___ LISTED RECORDS

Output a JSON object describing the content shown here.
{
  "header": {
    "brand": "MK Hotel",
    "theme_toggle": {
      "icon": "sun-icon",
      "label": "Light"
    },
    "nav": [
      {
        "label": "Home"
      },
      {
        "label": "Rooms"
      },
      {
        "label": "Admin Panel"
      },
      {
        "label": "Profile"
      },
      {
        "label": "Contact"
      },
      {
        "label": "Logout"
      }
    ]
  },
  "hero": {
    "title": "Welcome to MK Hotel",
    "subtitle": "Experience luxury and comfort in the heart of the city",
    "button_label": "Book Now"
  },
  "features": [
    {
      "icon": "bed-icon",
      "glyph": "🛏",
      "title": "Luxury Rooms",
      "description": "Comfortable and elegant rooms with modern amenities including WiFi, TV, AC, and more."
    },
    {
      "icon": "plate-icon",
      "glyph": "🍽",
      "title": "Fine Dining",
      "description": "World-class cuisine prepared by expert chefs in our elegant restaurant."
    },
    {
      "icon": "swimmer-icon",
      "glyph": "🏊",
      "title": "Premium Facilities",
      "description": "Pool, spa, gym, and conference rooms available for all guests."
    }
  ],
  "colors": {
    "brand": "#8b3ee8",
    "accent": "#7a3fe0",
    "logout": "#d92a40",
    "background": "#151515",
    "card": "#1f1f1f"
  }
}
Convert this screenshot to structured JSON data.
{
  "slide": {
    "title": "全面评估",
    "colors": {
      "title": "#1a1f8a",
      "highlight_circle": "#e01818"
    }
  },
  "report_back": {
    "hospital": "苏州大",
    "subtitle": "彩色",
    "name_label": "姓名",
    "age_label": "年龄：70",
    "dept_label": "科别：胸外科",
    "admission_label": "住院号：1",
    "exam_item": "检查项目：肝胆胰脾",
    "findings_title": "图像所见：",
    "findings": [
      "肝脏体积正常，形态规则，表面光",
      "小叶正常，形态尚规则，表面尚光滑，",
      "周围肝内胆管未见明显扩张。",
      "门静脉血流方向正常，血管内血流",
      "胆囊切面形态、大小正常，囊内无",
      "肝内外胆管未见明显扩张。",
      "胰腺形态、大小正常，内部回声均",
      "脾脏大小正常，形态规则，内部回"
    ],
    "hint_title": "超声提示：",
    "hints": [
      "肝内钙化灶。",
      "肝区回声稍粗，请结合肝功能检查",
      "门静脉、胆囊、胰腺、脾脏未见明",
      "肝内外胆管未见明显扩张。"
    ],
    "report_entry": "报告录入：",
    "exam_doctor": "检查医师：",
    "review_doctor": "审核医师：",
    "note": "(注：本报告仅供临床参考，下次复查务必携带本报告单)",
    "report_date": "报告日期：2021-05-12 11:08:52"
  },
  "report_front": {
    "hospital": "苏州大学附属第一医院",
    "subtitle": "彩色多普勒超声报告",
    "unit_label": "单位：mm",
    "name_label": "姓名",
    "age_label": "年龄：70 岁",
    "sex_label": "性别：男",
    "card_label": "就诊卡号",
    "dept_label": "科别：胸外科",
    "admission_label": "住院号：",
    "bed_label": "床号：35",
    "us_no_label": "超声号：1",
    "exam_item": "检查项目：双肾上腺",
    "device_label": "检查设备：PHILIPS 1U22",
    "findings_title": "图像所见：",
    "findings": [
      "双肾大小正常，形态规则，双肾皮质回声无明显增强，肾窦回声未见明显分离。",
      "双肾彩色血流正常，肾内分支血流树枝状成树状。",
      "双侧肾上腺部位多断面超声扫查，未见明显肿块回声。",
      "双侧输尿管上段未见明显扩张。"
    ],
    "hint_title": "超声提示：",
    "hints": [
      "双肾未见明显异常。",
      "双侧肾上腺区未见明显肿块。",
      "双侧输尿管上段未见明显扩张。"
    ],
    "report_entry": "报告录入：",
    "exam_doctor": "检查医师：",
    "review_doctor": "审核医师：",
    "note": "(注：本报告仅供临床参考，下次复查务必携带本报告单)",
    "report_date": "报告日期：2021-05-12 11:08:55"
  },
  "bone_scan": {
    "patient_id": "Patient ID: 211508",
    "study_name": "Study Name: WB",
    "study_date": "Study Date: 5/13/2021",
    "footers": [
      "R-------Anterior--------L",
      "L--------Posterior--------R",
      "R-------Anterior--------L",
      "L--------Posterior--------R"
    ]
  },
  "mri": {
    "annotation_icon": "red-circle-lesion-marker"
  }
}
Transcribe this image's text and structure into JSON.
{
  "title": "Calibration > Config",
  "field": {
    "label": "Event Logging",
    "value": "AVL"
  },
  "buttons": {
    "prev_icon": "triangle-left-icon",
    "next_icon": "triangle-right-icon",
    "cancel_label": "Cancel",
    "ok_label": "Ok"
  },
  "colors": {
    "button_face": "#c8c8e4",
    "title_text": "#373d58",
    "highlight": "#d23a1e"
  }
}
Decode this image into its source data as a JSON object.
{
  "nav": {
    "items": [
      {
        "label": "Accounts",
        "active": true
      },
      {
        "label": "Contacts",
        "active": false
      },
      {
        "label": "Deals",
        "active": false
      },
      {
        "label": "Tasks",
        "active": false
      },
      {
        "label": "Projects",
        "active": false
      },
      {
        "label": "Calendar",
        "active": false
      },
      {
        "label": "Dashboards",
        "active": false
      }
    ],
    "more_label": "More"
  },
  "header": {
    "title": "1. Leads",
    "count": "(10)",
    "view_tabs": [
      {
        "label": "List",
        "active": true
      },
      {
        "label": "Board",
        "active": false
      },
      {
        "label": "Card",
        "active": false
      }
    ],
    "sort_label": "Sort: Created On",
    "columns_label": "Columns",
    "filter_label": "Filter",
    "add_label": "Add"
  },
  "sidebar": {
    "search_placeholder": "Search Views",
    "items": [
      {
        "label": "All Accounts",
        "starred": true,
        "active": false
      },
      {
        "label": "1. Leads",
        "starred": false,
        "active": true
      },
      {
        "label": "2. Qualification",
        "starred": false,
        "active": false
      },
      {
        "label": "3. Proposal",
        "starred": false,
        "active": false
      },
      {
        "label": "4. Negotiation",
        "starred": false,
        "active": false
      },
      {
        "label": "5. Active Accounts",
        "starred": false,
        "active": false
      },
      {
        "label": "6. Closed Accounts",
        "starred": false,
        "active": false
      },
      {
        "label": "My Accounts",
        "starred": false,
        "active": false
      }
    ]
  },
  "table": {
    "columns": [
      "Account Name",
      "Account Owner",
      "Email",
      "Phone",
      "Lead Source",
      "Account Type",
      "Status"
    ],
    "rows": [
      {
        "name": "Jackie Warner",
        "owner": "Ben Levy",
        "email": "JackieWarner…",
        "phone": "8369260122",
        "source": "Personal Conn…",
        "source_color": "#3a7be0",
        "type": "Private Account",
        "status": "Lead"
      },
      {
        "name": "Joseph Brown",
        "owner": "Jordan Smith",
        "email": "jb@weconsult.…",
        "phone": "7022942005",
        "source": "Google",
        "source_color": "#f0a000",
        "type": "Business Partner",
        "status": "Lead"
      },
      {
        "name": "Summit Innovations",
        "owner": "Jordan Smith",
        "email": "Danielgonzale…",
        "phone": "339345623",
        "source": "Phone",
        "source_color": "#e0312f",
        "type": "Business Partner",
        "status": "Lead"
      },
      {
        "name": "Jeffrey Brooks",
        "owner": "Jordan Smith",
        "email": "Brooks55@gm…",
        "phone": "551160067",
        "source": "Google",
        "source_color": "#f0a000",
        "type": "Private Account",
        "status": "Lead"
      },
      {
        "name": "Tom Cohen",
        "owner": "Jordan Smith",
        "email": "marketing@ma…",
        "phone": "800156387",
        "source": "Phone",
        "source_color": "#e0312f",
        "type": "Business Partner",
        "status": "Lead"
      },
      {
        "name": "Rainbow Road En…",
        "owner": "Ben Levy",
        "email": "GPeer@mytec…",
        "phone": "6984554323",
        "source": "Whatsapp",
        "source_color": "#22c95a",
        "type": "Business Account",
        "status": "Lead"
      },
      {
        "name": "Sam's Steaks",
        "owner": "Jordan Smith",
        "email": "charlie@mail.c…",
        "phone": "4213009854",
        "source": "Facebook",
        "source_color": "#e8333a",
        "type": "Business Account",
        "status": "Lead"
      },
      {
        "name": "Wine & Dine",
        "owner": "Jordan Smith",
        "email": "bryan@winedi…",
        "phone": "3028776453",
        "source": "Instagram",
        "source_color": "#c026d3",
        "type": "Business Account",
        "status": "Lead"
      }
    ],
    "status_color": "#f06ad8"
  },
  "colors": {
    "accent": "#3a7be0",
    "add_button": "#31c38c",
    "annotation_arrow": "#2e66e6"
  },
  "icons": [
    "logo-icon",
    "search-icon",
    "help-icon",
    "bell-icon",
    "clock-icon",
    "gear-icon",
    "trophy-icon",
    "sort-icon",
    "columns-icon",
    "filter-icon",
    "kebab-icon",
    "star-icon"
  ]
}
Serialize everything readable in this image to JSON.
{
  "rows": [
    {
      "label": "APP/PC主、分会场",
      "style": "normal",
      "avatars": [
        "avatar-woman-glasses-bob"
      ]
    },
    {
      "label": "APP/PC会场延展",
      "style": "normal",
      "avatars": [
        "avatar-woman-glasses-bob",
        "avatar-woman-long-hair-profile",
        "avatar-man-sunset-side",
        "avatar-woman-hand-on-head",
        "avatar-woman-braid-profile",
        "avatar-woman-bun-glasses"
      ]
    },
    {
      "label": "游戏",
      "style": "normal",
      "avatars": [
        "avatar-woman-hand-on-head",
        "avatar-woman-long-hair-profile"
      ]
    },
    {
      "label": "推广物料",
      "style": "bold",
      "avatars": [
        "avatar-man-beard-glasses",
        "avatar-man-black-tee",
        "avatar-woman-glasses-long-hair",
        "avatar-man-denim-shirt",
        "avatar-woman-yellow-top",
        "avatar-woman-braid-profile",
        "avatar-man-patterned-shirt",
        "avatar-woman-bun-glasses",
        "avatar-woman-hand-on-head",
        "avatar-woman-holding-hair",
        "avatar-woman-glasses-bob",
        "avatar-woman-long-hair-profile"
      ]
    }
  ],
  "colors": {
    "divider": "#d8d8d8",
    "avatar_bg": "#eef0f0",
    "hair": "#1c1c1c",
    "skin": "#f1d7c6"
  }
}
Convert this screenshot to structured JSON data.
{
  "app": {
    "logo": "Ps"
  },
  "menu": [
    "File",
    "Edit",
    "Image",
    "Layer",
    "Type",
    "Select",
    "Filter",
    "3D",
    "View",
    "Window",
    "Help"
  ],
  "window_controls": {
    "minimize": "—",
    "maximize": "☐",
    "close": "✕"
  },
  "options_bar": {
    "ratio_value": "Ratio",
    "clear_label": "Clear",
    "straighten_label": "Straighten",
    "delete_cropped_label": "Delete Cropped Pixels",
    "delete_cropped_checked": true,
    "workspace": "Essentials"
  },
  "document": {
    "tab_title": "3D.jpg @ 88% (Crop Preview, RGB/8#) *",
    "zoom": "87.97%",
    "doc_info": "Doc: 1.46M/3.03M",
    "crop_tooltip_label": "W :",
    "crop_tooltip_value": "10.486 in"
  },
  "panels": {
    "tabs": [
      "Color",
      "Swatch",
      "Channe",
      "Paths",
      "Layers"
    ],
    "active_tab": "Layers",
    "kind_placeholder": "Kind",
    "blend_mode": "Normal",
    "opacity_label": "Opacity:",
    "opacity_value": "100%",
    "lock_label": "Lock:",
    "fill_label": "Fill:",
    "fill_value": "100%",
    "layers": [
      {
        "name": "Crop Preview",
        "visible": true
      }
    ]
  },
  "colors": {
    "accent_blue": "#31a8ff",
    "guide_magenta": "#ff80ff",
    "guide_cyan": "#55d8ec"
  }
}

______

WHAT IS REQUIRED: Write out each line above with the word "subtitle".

ANSWER BOX:
    "subtitle": "Experience luxury and comfort in the heart of the city",
    "subtitle": "彩色",
    "subtitle": "彩色多普勒超声报告",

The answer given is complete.